- “When we least expect it, life sets us a challenge to test our courage and willingness to change… The challenge will not wait. Life does not look back…[It is] time for us to decide whether or not to accept our destiny.” Paulo Coelho, The Devil and Miss Prym
Settlers made a living the hard way, yet it was felt that it was a healthy life. Making success from the challenges in life, coming together with family and friends to meet the next opportunity allowed these pioneers to be truly grateful and able to celebrate the next step forward for the community when the hydro-electric construction began. Electricity, a much needed, and most desired service and life has changed forever.
Article written by Julia Adamson, Sask Gen Webmaster.
Squaw Rapids Reel
By Don Messer
|Squaw Rapids dam a symbol of might,Brings steady power both day and night,
Through summer, winter, spring and fall
Steady power – now reverse all.
The SPC’s pledged to bring
Reliable power for everything.
To serve you well that is their aim
Now all get set, four ladies chain
- Mossy Vale School, Circa 1940
- Mosse Vale School Class: War Dramatization (1944)
- Teachers of Mossy Vale School 1943-1961
- Mossy Vale School Students, Circa 1948
- Mossy Vale School Students 1957-58
- Mossy Vale School Teacher 1958
Petaigan post office had three locations:
- north west quarter of section 33 township 51 range 11 west of the 2nd meridian 1953
- NW quarter section 22, township 51, range 11, west of the 2 meridian
- SE Section 4, Township 52, Range 11, west of the 2 meridian
Ravendale post office SW Section 3, Township 53, R.10, West of the 2nd Meridian
Moose Range post office North west quarter of section 16 township 49 range 12 west of the 2nd meridian
Petaigan River geographical feature (waterway)
Garrick hamlet Northwest section 17 township 52 range 16 west of the 2nd meridian
Beaver House post office north east quarter section 34 township 50 range 15 west of the 2 meridian
Ravine Bank (two locations) Section 14, Township 51, Range 14, west of the 2nd meridian
and Section 16, Township 50, Range 14, west of the 2nd meridian

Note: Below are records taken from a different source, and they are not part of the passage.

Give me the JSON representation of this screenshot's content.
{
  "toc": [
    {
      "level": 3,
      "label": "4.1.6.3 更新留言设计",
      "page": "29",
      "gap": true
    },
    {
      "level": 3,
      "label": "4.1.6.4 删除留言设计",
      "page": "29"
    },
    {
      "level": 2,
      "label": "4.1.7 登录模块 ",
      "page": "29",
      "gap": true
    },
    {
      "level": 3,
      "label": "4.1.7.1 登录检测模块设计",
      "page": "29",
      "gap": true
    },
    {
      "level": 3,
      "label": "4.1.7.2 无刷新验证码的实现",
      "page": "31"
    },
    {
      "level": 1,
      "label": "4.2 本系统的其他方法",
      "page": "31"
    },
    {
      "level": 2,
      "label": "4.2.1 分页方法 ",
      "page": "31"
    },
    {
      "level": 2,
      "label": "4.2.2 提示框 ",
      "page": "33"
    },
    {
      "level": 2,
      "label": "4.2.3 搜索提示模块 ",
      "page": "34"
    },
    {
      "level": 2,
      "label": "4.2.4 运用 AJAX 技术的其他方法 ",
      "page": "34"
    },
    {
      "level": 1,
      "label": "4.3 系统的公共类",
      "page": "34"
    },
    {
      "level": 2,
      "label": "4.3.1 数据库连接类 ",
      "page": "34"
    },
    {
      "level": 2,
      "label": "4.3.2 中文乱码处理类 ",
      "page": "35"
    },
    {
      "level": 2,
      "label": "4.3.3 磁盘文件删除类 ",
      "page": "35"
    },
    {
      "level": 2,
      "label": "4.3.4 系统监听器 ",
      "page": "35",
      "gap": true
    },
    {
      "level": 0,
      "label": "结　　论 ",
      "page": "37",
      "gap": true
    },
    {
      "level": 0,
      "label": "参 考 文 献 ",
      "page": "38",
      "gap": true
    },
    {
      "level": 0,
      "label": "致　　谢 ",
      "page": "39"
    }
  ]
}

Prince Albert township 38 range 26 west of the 2nd meridian
Carrot River section 17 township 49 range 11 west of the 2 meridian
Nipawin section 16 township 50 range 14 west of the 2 meridian
Pioneer Ways to Modern Days : history of the town of Carrot River and the Rural Municipality of Moose Range.
Carrot River & District History (Association). Carrot River, Saskatchewan: Carrot River & District History, 1985
For more information:
- Saskatchewan School Inspection of One Room Schoolhouses
- Distance Learning ~The History of the Saskatchewan Correspondence School
The Drastic Shortage of Teachers in Saskatchewan’s History and A small sampling of Teacher wanted ads.
- The Era of Saskatchewan One Room Schoolhouses
- One Room Schoolhouse Naming
- Saskatchewan Normal Schools
Delicate Beauty Phalaenopsis Orchid by Julia Adamson
- Reservoir refilled after workers repair sinkhole damage (redding.com)
- Commissioning of Kambarata-1 hydropower plant to provide guaranteed water supply to Kazakhstan and Uzbekistan (en.trend.az)
School, Reno Hill School District 5158, Mossy Vale School District 5159, Carrot River, Nipawin, Petaigan River, Garrick, Beaver House, RAvine Bank, Prince Albert, Ravendale, squaw Rapids Dam, Tobin Lake, E.B. Campbell Hydroelectric Power Plant, Sask Power, reminiscing, memories, wistful nostalgia, melancholy, regret, sentimenal reluctance, underwater, flooded, reservoir, man made lake